  • #1

    Mark (Tuesday, 05 May 2015 23:55)

    Thank you for sharing your experiences with us bud.

  • #2

    Sean Chriscole (Wednesday, 06 May 2015 14:47)

    Thank you also for sharing this blog and your incredibly difficult experience, Simon. I was very moved by it and particularly related to the end paragraph; "Bad things happen to good people..." I look forward to seeing the final cut, particularly the opening of the film, now knowing how personal it is for you.

  • #3

    David Chriscole (Wednesday, 06 May 2015 15:00)

    From a tragedy comes life, in film. I read this passage and think "your unborn daughter has always been with you, and now guides you to a place you need to be". It is a very touching blog, and shows the deep passion you have for making this the best movie it can be. Knowing this, it will make the scene even more powerful when we finally get to see it. Thank you Simon.

  • #4

    Betsy Mullenix (Wednesday, 06 May 2015 19:07)

    Wow! Simon I had no idea!!And, you are right, it does help to heal by pouring out our own experiences into the characters we wish to come alive. When they are larger than life, and we harness them, and conquer them, there must be a certain sense of calm, that perhaps all will be better once again!

  • #5

    Tamima (Sunday, 23 August 2015 10:51)
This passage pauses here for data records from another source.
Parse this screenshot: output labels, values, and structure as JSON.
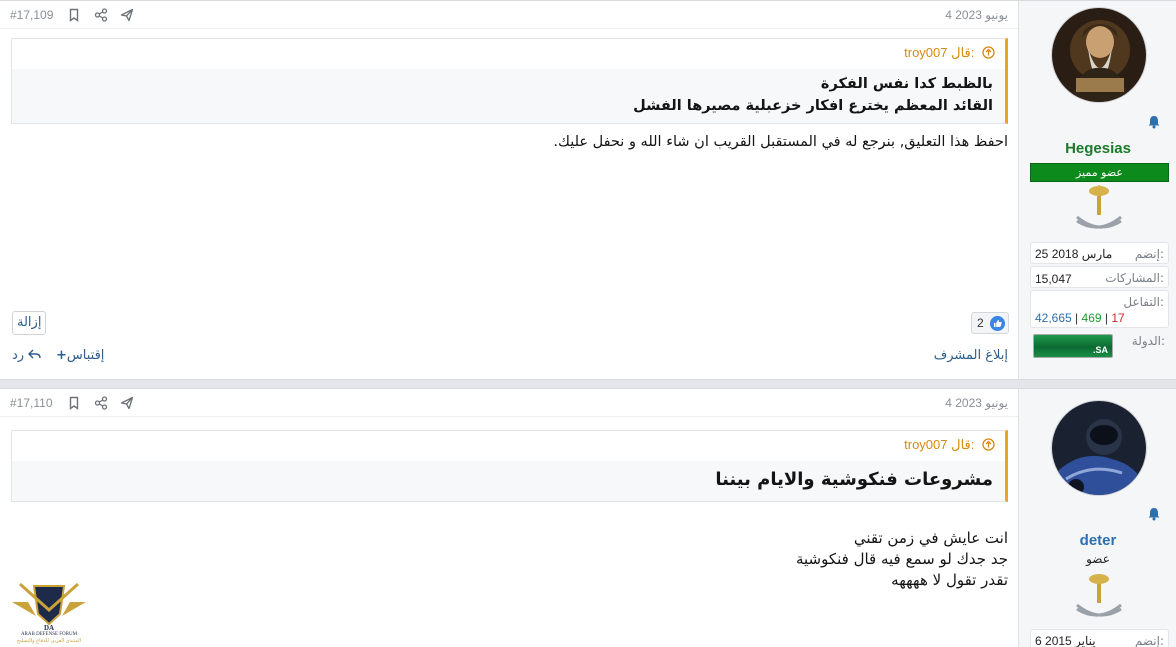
{
  "posts": [
    {
      "number": "#17,109",
      "date": "4 يونيو 2023",
      "user": {
        "name": "Hegesias",
        "role": "عضو مميز",
        "joined_label": "إنضم:",
        "joined_value": "25 مارس 2018",
        "posts_label": "المشاركات:",
        "posts_value": "15,047",
        "reactions_label": "التفاعل:",
        "reactions": [
          "42,665",
          "469",
          "17"
        ],
        "country_label": "الدولة:",
        "country_flag_text": ".SA"
      },
      "quote": {
        "author": "troy007 قال:",
        "lines": [
          "بالظبط كدا نفس الفكرة",
          "القائد المعظم يخترع افكار خزعبلية مصيرها الفشل"
        ]
      },
      "message": [
        "احفظ هذا التعليق, بنرجع له في المستقبل القريب ان شاء الله و نحفل عليك."
      ],
      "reaction_count": "2",
      "remove_label": "إزالة",
      "report_label": "إبلاغ المشرف",
      "quote_action": "إقتباس",
      "reply_action": "رد"
    },
    {
      "number": "#17,110",
      "date": "4 يونيو 2023",
      "user": {
        "name": "deter",
        "role": "عضو",
        "joined_label": "إنضم:",
        "joined_value": "6 يناير 2015"
      },
      "quote": {
        "author": "troy007 قال:",
        "lines": [
          "مشروعات فنكوشية والايام بيننا"
        ]
      },
      "message": [
        "انت عايش في زمن تقني",
        "جد جدك لو سمع فيه قال فنكوشية",
        "تقدر تقول لا ههههه"
      ]
    }
  ],
  "site_logo": {
    "title": "ARAB DEFENSE FORUM",
    "subtitle": "المنتدى العربي للدفاع والتسليح",
    "mark": "DA"
  },
  "colors": {
    "accent_quote": "#f0a024",
    "member_badge": "#0c8a1c",
    "username_green": "#1c7a2b",
    "username_blue": "#2d6fb0",
    "link": "#2d5d8a"
  },
  "icons": [
    "bell-icon",
    "share-icon",
    "bookmark-icon",
    "send-icon",
    "arrow-up-circle-icon",
    "like-icon",
    "plus-icon",
    "reply-icon",
    "emblem-icon"
  ]
}
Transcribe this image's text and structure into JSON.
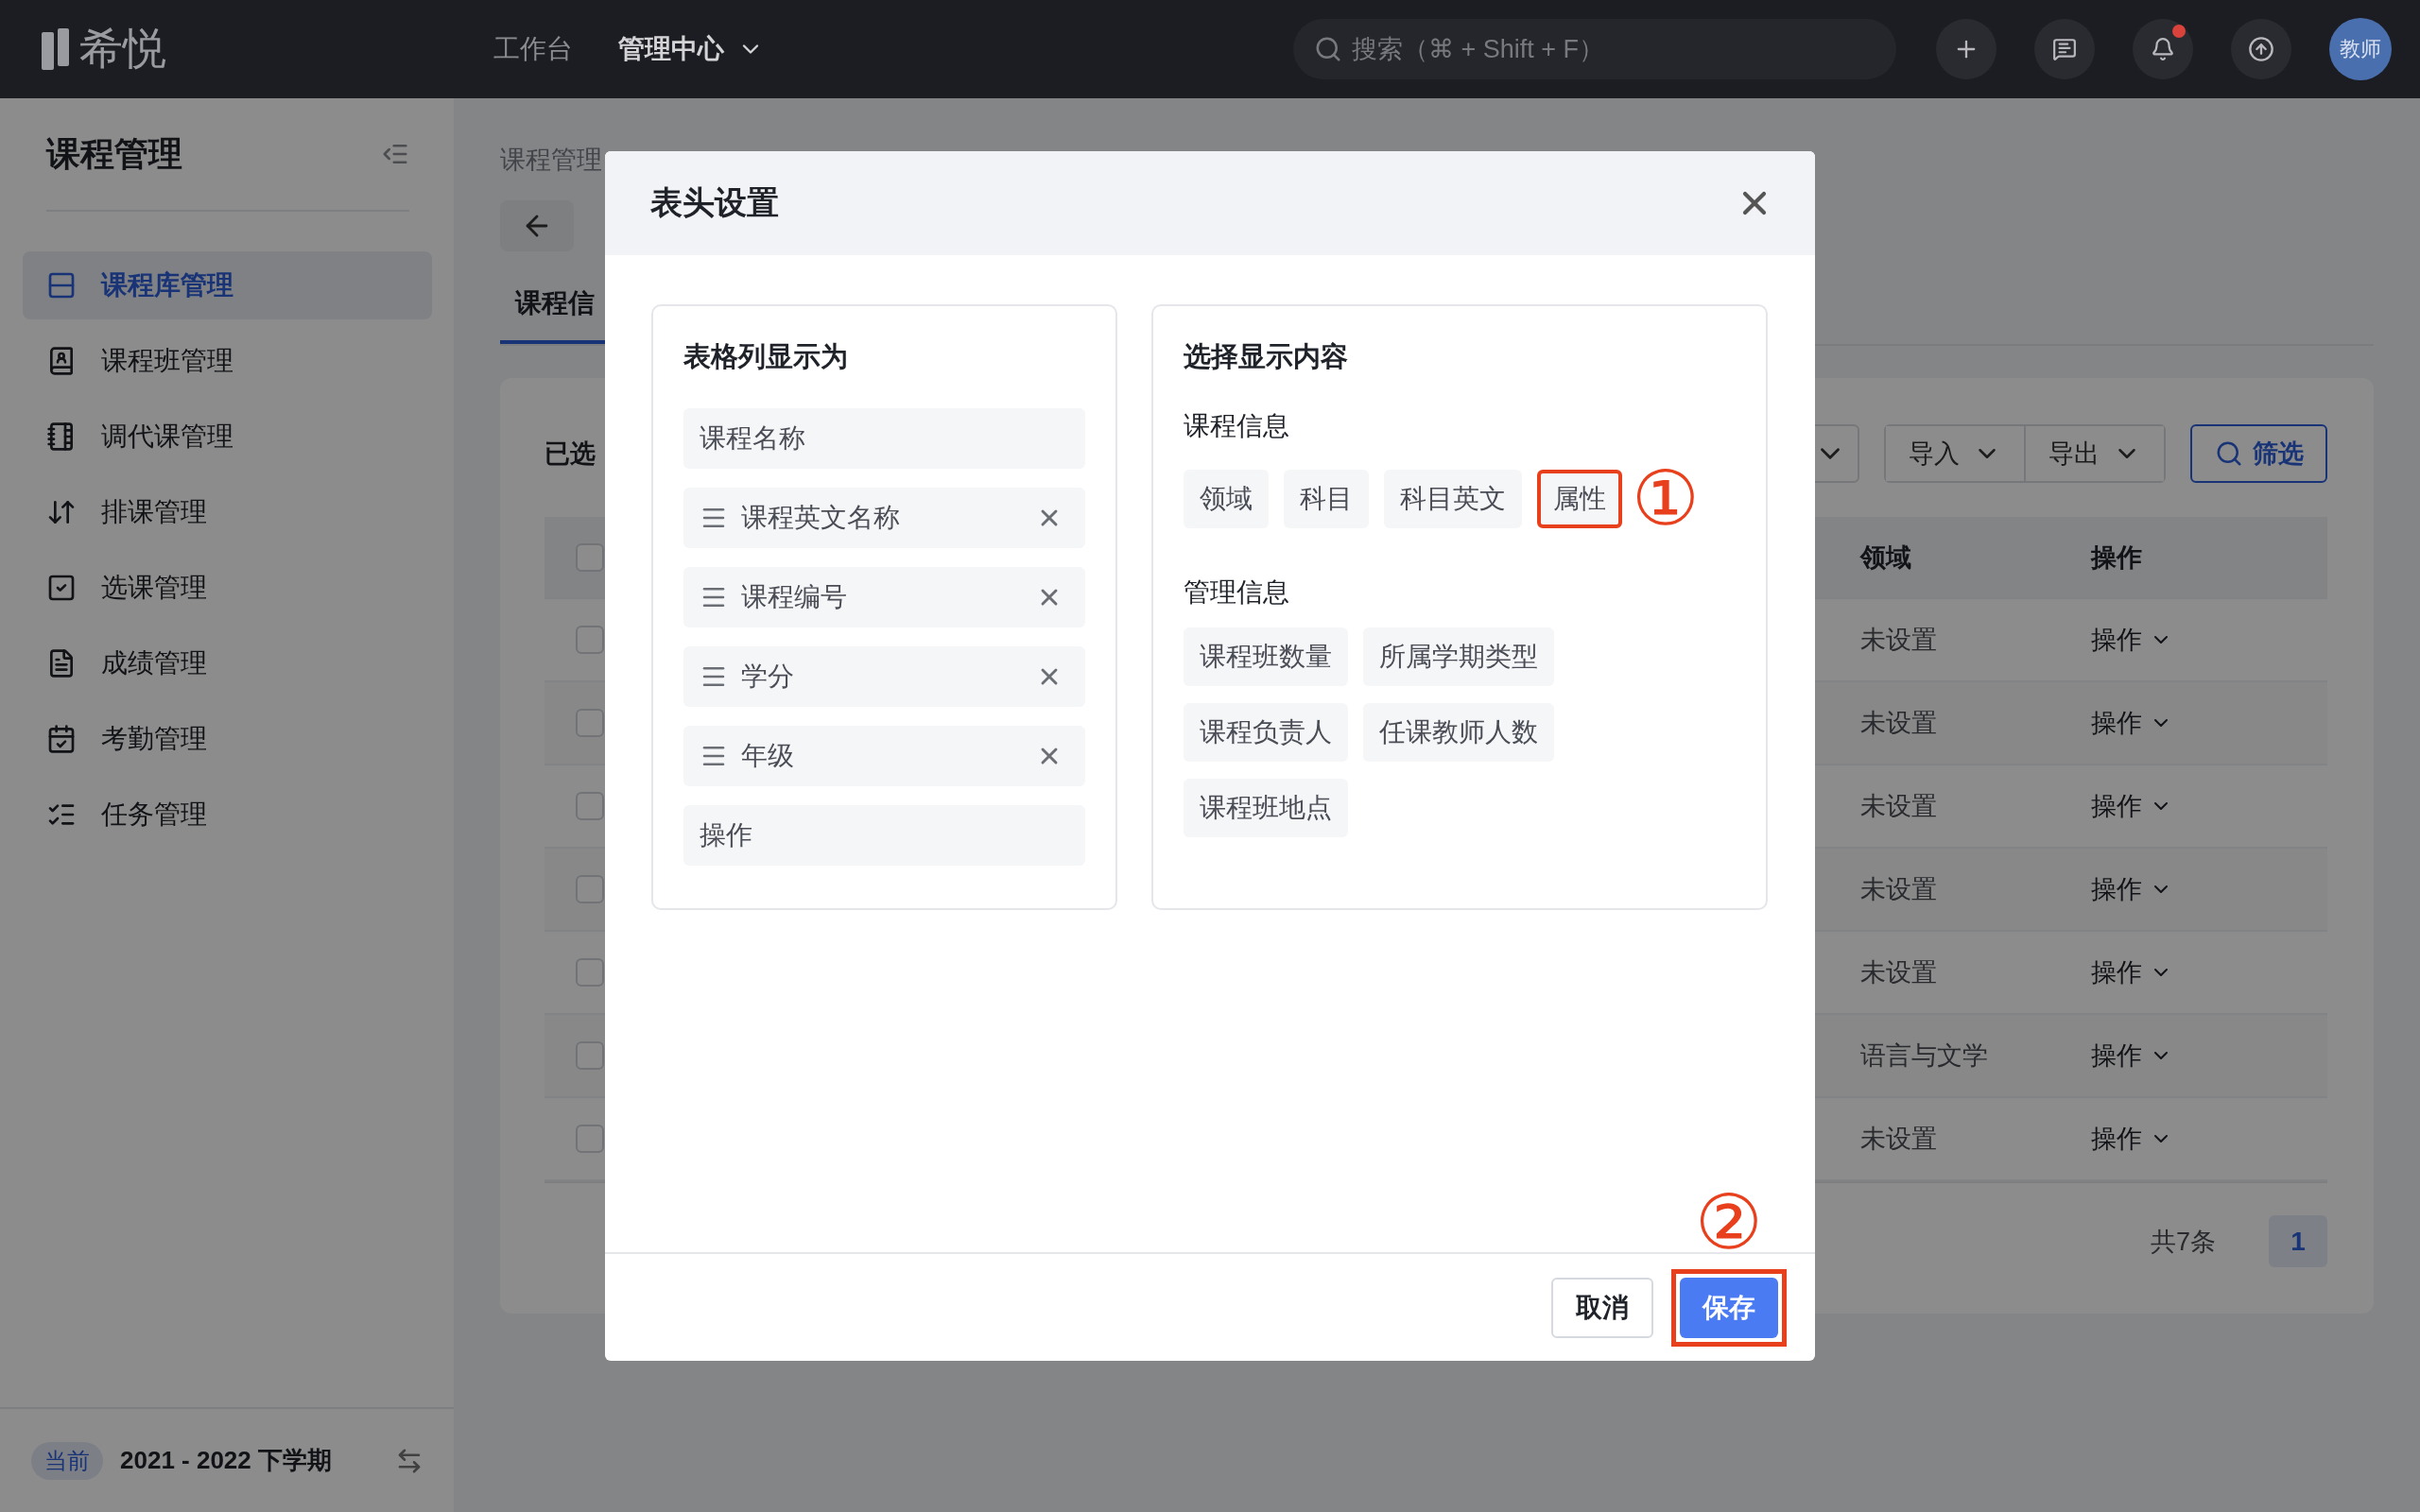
{
  "top_bar": {
    "logo_text": "希悦",
    "nav": [
      {
        "label": "工作台",
        "selected": false,
        "kind": "link"
      },
      {
        "label": "管理中心",
        "selected": true,
        "kind": "dropdown"
      }
    ],
    "search": {
      "placeholder": "搜索（⌘ + Shift + F）"
    },
    "notifications": {
      "unread": true
    },
    "avatar": {
      "label": "教师"
    }
  },
  "sidebar": {
    "title": "课程管理",
    "items": [
      {
        "label": "课程库管理",
        "selected": true
      },
      {
        "label": "课程班管理",
        "selected": false
      },
      {
        "label": "调代课管理",
        "selected": false
      },
      {
        "label": "排课管理",
        "selected": false
      },
      {
        "label": "选课管理",
        "selected": false
      },
      {
        "label": "成绩管理",
        "selected": false
      },
      {
        "label": "考勤管理",
        "selected": false
      },
      {
        "label": "任务管理",
        "selected": false
      }
    ],
    "term": {
      "badge": "当前",
      "label": "2021 - 2022 下学期"
    }
  },
  "breadcrumb": [
    "课程管理"
  ],
  "tabs": [
    {
      "label": "课程信",
      "selected": true
    }
  ],
  "selection_label": "已选",
  "toolbar": {
    "buttons": [
      {
        "label": "导入"
      },
      {
        "label": "导出"
      }
    ],
    "filter": {
      "label": "筛选"
    }
  },
  "table": {
    "columns": [
      "领域",
      "操作"
    ],
    "header_checked": false,
    "rows": [
      {
        "checked": false,
        "cells": [
          "未设置",
          "操作"
        ]
      },
      {
        "checked": false,
        "cells": [
          "未设置",
          "操作"
        ]
      },
      {
        "checked": false,
        "cells": [
          "未设置",
          "操作"
        ]
      },
      {
        "checked": false,
        "cells": [
          "未设置",
          "操作"
        ]
      },
      {
        "checked": false,
        "cells": [
          "未设置",
          "操作"
        ]
      },
      {
        "checked": false,
        "cells": [
          "语言与文学",
          "操作"
        ]
      },
      {
        "checked": false,
        "cells": [
          "未设置",
          "操作"
        ]
      }
    ]
  },
  "pagination": {
    "total": "共7条",
    "pages": [
      {
        "label": "1",
        "selected": true
      }
    ]
  },
  "dialog": {
    "title": "表头设置",
    "columns_panel": {
      "title": "表格列显示为",
      "items": [
        {
          "label": "课程名称",
          "kind": "fixed"
        },
        {
          "label": "课程英文名称",
          "kind": "draggable"
        },
        {
          "label": "课程编号",
          "kind": "draggable"
        },
        {
          "label": "学分",
          "kind": "draggable"
        },
        {
          "label": "年级",
          "kind": "draggable"
        },
        {
          "label": "操作",
          "kind": "fixed"
        }
      ]
    },
    "content_panel": {
      "title": "选择显示内容",
      "sections": [
        {
          "title": "课程信息",
          "annotation": "①",
          "tags": [
            {
              "label": "领域",
              "highlighted": false
            },
            {
              "label": "科目",
              "highlighted": false
            },
            {
              "label": "科目英文",
              "highlighted": false
            },
            {
              "label": "属性",
              "highlighted": true
            }
          ]
        },
        {
          "title": "管理信息",
          "tags": [
            {
              "label": "课程班数量",
              "highlighted": false
            },
            {
              "label": "所属学期类型",
              "highlighted": false
            },
            {
              "label": "课程负责人",
              "highlighted": false
            },
            {
              "label": "任课教师人数",
              "highlighted": false
            },
            {
              "label": "课程班地点",
              "highlighted": false
            }
          ]
        }
      ]
    },
    "buttons": [
      {
        "label": "取消",
        "kind": "secondary",
        "highlighted": false
      },
      {
        "label": "保存",
        "kind": "primary",
        "highlighted": true,
        "annotation": "②"
      }
    ]
  }
}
    Thank you for sharing your personal experience with us. I was moved by it. Your passion for the project really shines through. Drawing from our personal experiences makes compelling storytelling. I'm looking forward to seeing the finished piece. I wish you the best with it.